Modern Slavery Act annual statements
The first annual slavery and human trafficking statements have been published during the course of the year, with mixed reviews about their quality and the organisational commitment to combatting modern slavery which the statements indicate.

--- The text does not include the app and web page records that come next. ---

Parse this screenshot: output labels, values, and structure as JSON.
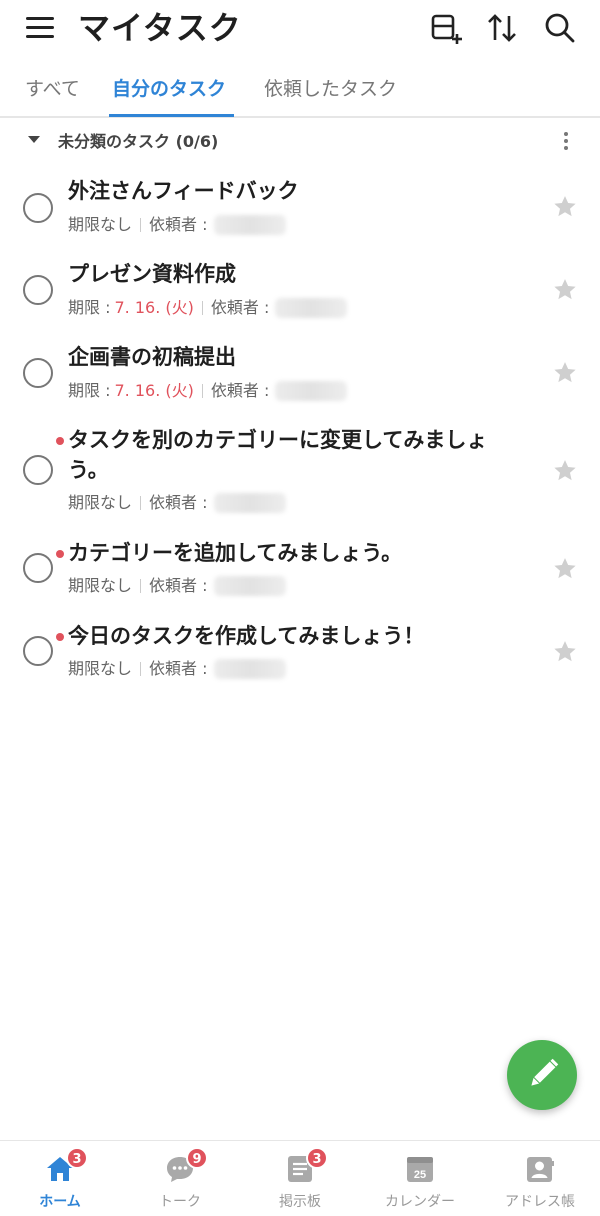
{
  "header": {
    "title": "マイタスク",
    "icons": [
      "menu-icon",
      "add-category-icon",
      "sort-icon",
      "search-icon"
    ]
  },
  "tabs": [
    {
      "label": "すべて",
      "active": false
    },
    {
      "label": "自分のタスク",
      "active": true
    },
    {
      "label": "依頼したタスク",
      "active": false
    }
  ],
  "category": {
    "label": "未分類のタスク (0/6)"
  },
  "tasks": [
    {
      "title": "外注さんフィードバック",
      "due_label": "期限なし",
      "due_date": "",
      "requester_label": "依頼者 :",
      "is_new": false
    },
    {
      "title": "プレゼン資料作成",
      "due_label": "期限 :",
      "due_date": "7. 16. (火)",
      "requester_label": "依頼者 :",
      "is_new": false
    },
    {
      "title": "企画書の初稿提出",
      "due_label": "期限 :",
      "due_date": "7. 16. (火)",
      "requester_label": "依頼者 :",
      "is_new": false
    },
    {
      "title": "タスクを別のカテゴリーに変更してみましょう。",
      "due_label": "期限なし",
      "due_date": "",
      "requester_label": "依頼者 :",
      "is_new": true
    },
    {
      "title": "カテゴリーを追加してみましょう。",
      "due_label": "期限なし",
      "due_date": "",
      "requester_label": "依頼者 :",
      "is_new": true
    },
    {
      "title": "今日のタスクを作成してみましょう！",
      "due_label": "期限なし",
      "due_date": "",
      "requester_label": "依頼者 :",
      "is_new": true
    }
  ],
  "bottom_nav": [
    {
      "label": "ホーム",
      "badge": "3",
      "active": true,
      "icon": "home-icon"
    },
    {
      "label": "トーク",
      "badge": "9",
      "active": false,
      "icon": "chat-icon"
    },
    {
      "label": "掲示板",
      "badge": "3",
      "active": false,
      "icon": "board-icon"
    },
    {
      "label": "カレンダー",
      "badge": "",
      "active": false,
      "icon": "calendar-icon",
      "icon_text": "25"
    },
    {
      "label": "アドレス帳",
      "badge": "",
      "active": false,
      "icon": "address-book-icon"
    }
  ],
  "colors": {
    "accent": "#2f84d6",
    "due": "#e0525c",
    "fab": "#4cb454",
    "badge": "#e0525c"
  }
}
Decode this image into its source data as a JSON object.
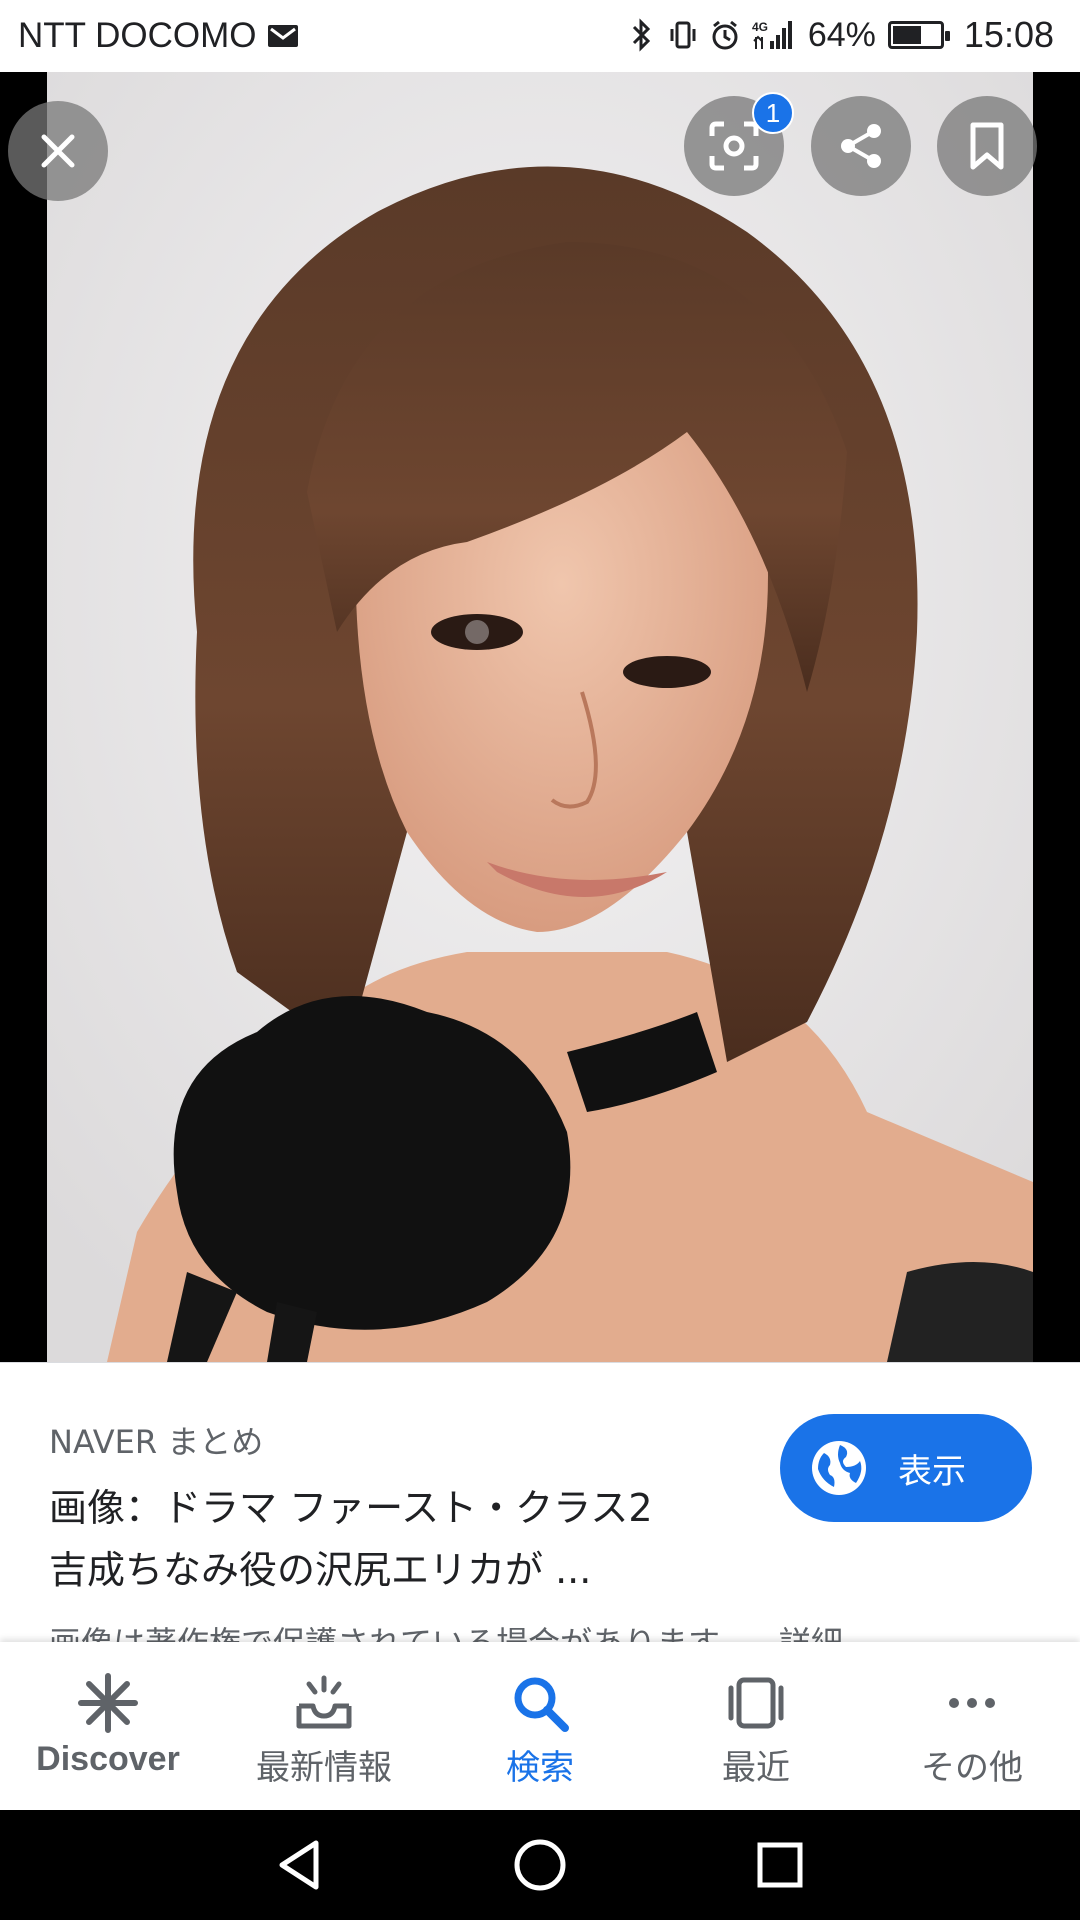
{
  "status_bar": {
    "carrier": "NTT DOCOMO",
    "battery_percent": "64%",
    "battery_level": 0.64,
    "time": "15:08",
    "icons": [
      "mail-icon",
      "bluetooth-icon",
      "vibrate-icon",
      "alarm-icon",
      "4g-signal-icon",
      "battery-icon"
    ]
  },
  "viewer": {
    "close_icon": "close-icon",
    "lens_badge": "1",
    "actions": [
      "lens-icon",
      "share-icon",
      "bookmark-icon"
    ]
  },
  "result": {
    "source": "NAVER まとめ",
    "title_line1": "画像：ドラマ ファースト・クラス2",
    "title_line2": "吉成ちなみ役の沢尻エリカが ...",
    "visit_label": "表示",
    "copyright": "画像は著作権で保護されている場合があります。",
    "details": "詳細"
  },
  "bottom_nav": {
    "items": [
      {
        "label": "Discover",
        "icon": "discover-asterisk-icon"
      },
      {
        "label": "最新情報",
        "icon": "updates-inbox-icon"
      },
      {
        "label": "検索",
        "icon": "search-icon"
      },
      {
        "label": "最近",
        "icon": "recents-icon"
      },
      {
        "label": "その他",
        "icon": "more-dots-icon"
      }
    ],
    "active_index": 2
  },
  "colors": {
    "accent": "#1a73e8",
    "text_primary": "#202124",
    "text_secondary": "#5f6368"
  }
}
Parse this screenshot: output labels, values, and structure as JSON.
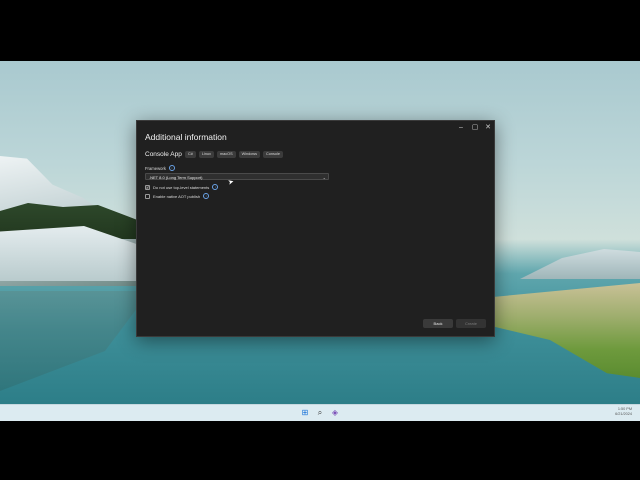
{
  "dialog": {
    "title": "Additional information",
    "window_controls": {
      "minimize": "–",
      "maximize": "▢",
      "close": "✕"
    },
    "app_name": "Console App",
    "tags": [
      "C#",
      "Linux",
      "macOS",
      "Windows",
      "Console"
    ],
    "framework": {
      "label": "Framework",
      "selected": ".NET 8.0 (Long Term Support)"
    },
    "options": [
      {
        "label": "Do not use top-level statements",
        "checked": true
      },
      {
        "label": "Enable native AOT publish",
        "checked": false
      }
    ],
    "buttons": {
      "back": "Back",
      "create": "Create"
    }
  },
  "taskbar": {
    "icons": [
      "windows-start-icon",
      "search-icon",
      "visual-studio-icon"
    ],
    "time": "1:50 PM",
    "date": "6/21/2024"
  },
  "colors": {
    "dialog_bg": "#202020",
    "accent": "#6aa3e8",
    "taskbar_bg": "#dcebf1"
  }
}
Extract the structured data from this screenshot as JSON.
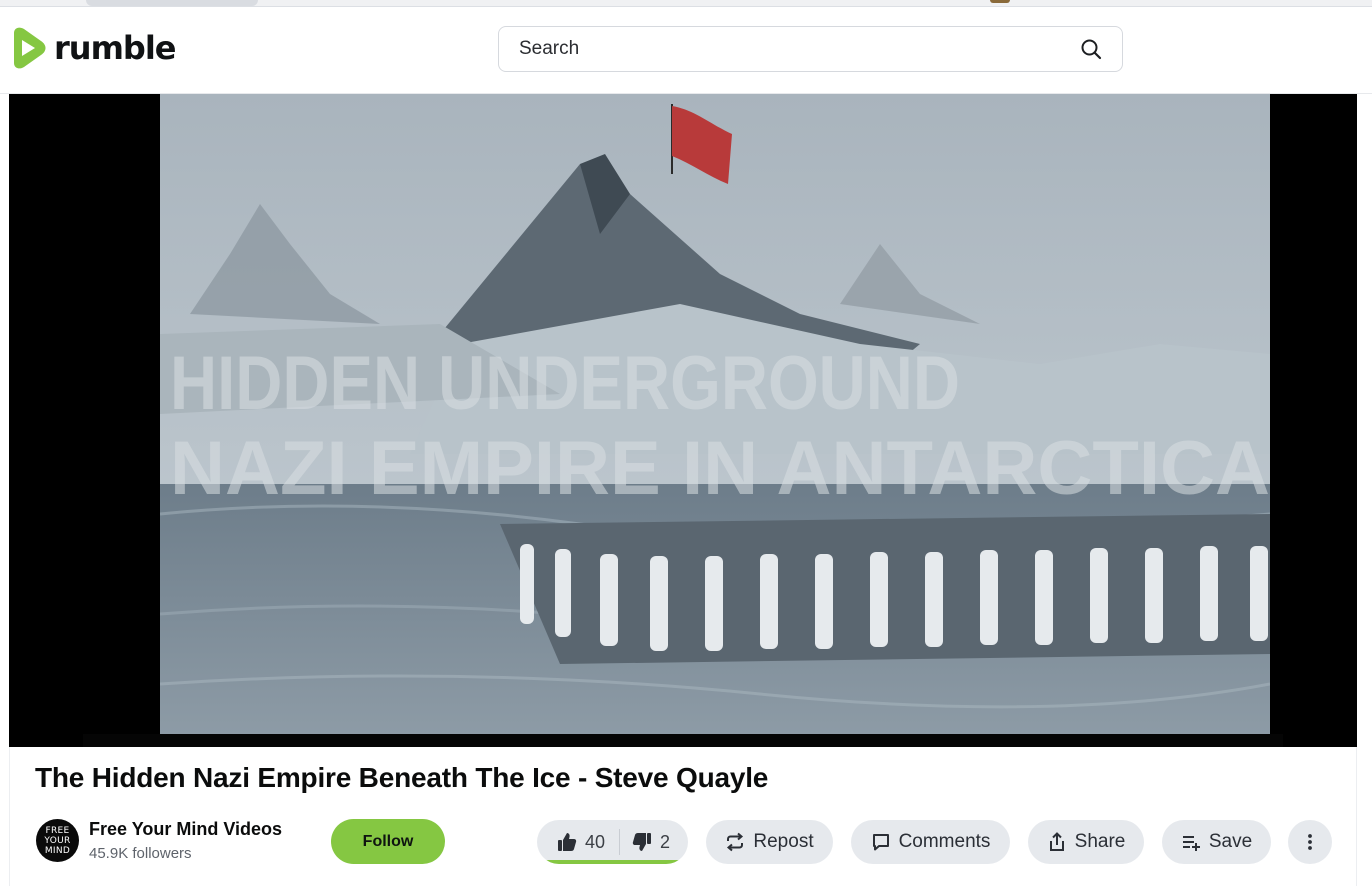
{
  "site": {
    "name": "rumble"
  },
  "search": {
    "placeholder": "Search"
  },
  "video": {
    "title": "The Hidden Nazi Empire Beneath The Ice - Steve Quayle",
    "overlay_line1": "HIDDEN UNDERGROUND",
    "overlay_line2": "NAZI EMPIRE IN ANTARCTICA"
  },
  "channel": {
    "name": "Free Your Mind Videos",
    "followers": "45.9K followers",
    "avatar_text_1": "FREE",
    "avatar_text_2": "YOUR",
    "avatar_text_3": "MIND",
    "follow_label": "Follow"
  },
  "actions": {
    "likes": "40",
    "dislikes": "2",
    "like_ratio": 0.95,
    "repost_label": "Repost",
    "comments_label": "Comments",
    "share_label": "Share",
    "save_label": "Save"
  },
  "colors": {
    "brand_green": "#85c742",
    "pill_bg": "#e6e9ed"
  }
}
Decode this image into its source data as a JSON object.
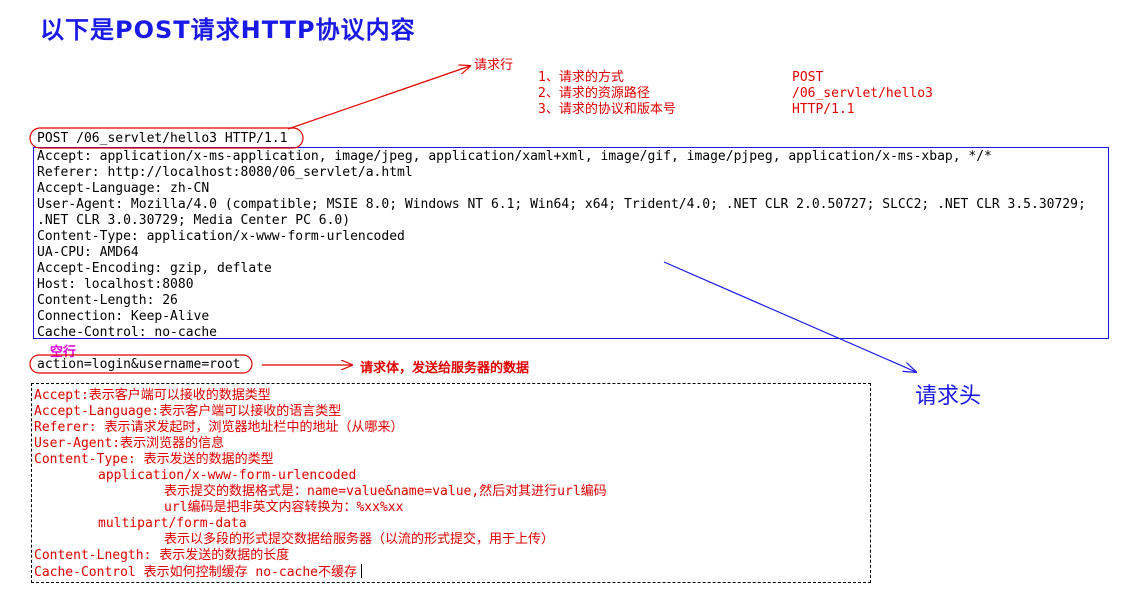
{
  "title": "以下是POST请求HTTP协议内容",
  "request_line": {
    "label": "请求行",
    "text": "POST /06_servlet/hello3 HTTP/1.1",
    "items": [
      {
        "desc": "1、请求的方式",
        "value": "POST"
      },
      {
        "desc": "2、请求的资源路径",
        "value": "/06_servlet/hello3"
      },
      {
        "desc": "3、请求的协议和版本号",
        "value": "HTTP/1.1"
      }
    ]
  },
  "request_headers": {
    "label": "请求头",
    "lines": [
      "Accept: application/x-ms-application, image/jpeg, application/xaml+xml, image/gif, image/pjpeg, application/x-ms-xbap, */*",
      "Referer: http://localhost:8080/06_servlet/a.html",
      "Accept-Language: zh-CN",
      "User-Agent: Mozilla/4.0 (compatible; MSIE 8.0; Windows NT 6.1; Win64; x64; Trident/4.0; .NET CLR 2.0.50727; SLCC2; .NET CLR 3.5.30729;",
      ".NET CLR 3.0.30729; Media Center PC 6.0)",
      "Content-Type: application/x-www-form-urlencoded",
      "UA-CPU: AMD64",
      "Accept-Encoding: gzip, deflate",
      "Host: localhost:8080",
      "Content-Length: 26",
      "Connection: Keep-Alive",
      "Cache-Control: no-cache"
    ]
  },
  "blank_line_label": "空行",
  "request_body": {
    "text": "action=login&username=root",
    "label": "请求体，发送给服务器的数据"
  },
  "explanations": [
    "Accept:表示客户端可以接收的数据类型",
    "Accept-Language:表示客户端可以接收的语言类型",
    "Referer: 表示请求发起时，浏览器地址栏中的地址（从哪来）",
    "User-Agent:表示浏览器的信息",
    "Content-Type: 表示发送的数据的类型",
    "application/x-www-form-urlencoded",
    "表示提交的数据格式是：name=value&name=value,然后对其进行url编码",
    "url编码是把非英文内容转换为：%xx%xx",
    "multipart/form-data",
    "表示以多段的形式提交数据给服务器（以流的形式提交，用于上传）",
    "Content-Lnegth: 表示发送的数据的长度",
    "Cache-Control 表示如何控制缓存 no-cache不缓存"
  ],
  "colors": {
    "title": "#1a1ae6",
    "annotation": "#e00000",
    "header_box": "#1a1ae6",
    "blank_line": "#e000e0"
  }
}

The statutory requirement to publish these annual statements applies to commercial organisations which have a turnover above £36 million.
Childcare vouchers during maternity leave
In March the Employment Appeal Tribunal decided that childcare vouchers provided through salary sacrifice do not need to be provided during maternity leave, since they form part of the employee’s ‘remuneration’ (Peninsula Business Services Ltd v Donaldson). The judgment has received some criticism in the legal press, and further case-law in this area might reach different conclusions.
Also in March the Supreme Court reviewed the law of vicarious liability in the workplace (Cox v Ministry of Justice and Mohamud v WM Morrison Supermarkets plc). The court expanded the doctrine to establish employer liability in situations beyond the employer/employee relationship, for example liability for the actions of a volunteer. The court also confirmed the need for there to be a close connection between the individual’s wrongful conduct and the position in which the individual is engaged in order to establish employer liability.
In a case reported this month (Bellman v Northampton Recruitment Ltd), the High Court found that there was not a sufficiently close connection where a director assaulted an employee in a hotel bar following the company’s Christmas party. As a result the company was not liable for the assault.
National Living Wage
The National Living Wage was introduced in April, setting a minimum pay rate of £7.20 per hour for workers aged 25 and over. This rate will increase next April to £7.50 per hour.
Penalties for unpaid Tribunal awards and settlement payments
Since April financial penalties may be imposed on employers in relation to unpaid Tribunal awards or sums due under ACAS COT3 agreements including accrued interest. The penalties are 50% of the unpaid sum subject to a maximum of £5,000.
Confidentiality of pre-termination negotiations
In June the Employment Appeal Tribunal gave guidance about the scope of the confidentiality of pre-termination negotiations under section 111A Employment Rights Act 1996 (Faithorn Farrell Timms LLP v Bailey). Inadmissibility, in relation to unfair dismissal claims, extends to the fact of these negotiations and not just the details of settlement offers made. It also extends to the employer’s internal communications about the settlement discussions, for example between a manager and the HR department.
Shared parental pay
In August an Employment Tribunal awarded a male employee £23,000 for sex discrimination where mothers were entitled to enhanced shared parental pay but fathers were entitled only to the statutory level of pay (Snell v Network Rail Infrastructure Ltd).
Employment status in the gig economy
The case this year which attracted the highest media attention was the test-case brought by drivers against the online taxi business Uber (Aslam and others v Uber). In October the Employment Tribunal ruled that these drivers fell within the statutory definition of ‘worker’ for the purposes of the minimum wage and rights to rest-breaks and paid holiday leave. Uber has stated that it will be seeking to appeal the decision.
Rest-breaks under the Working Time Regulations
In a judgment last month (Grange v Abellio London Ltd) the Employment Appeal Tribunal ruled that employers have a positive duty to enable workers to exercise the right to a rest-break, whether or not it has been requested. The employer will be in breach of the Working Time Regulations where its working arrangements in practice prevent rest-breaks being taken.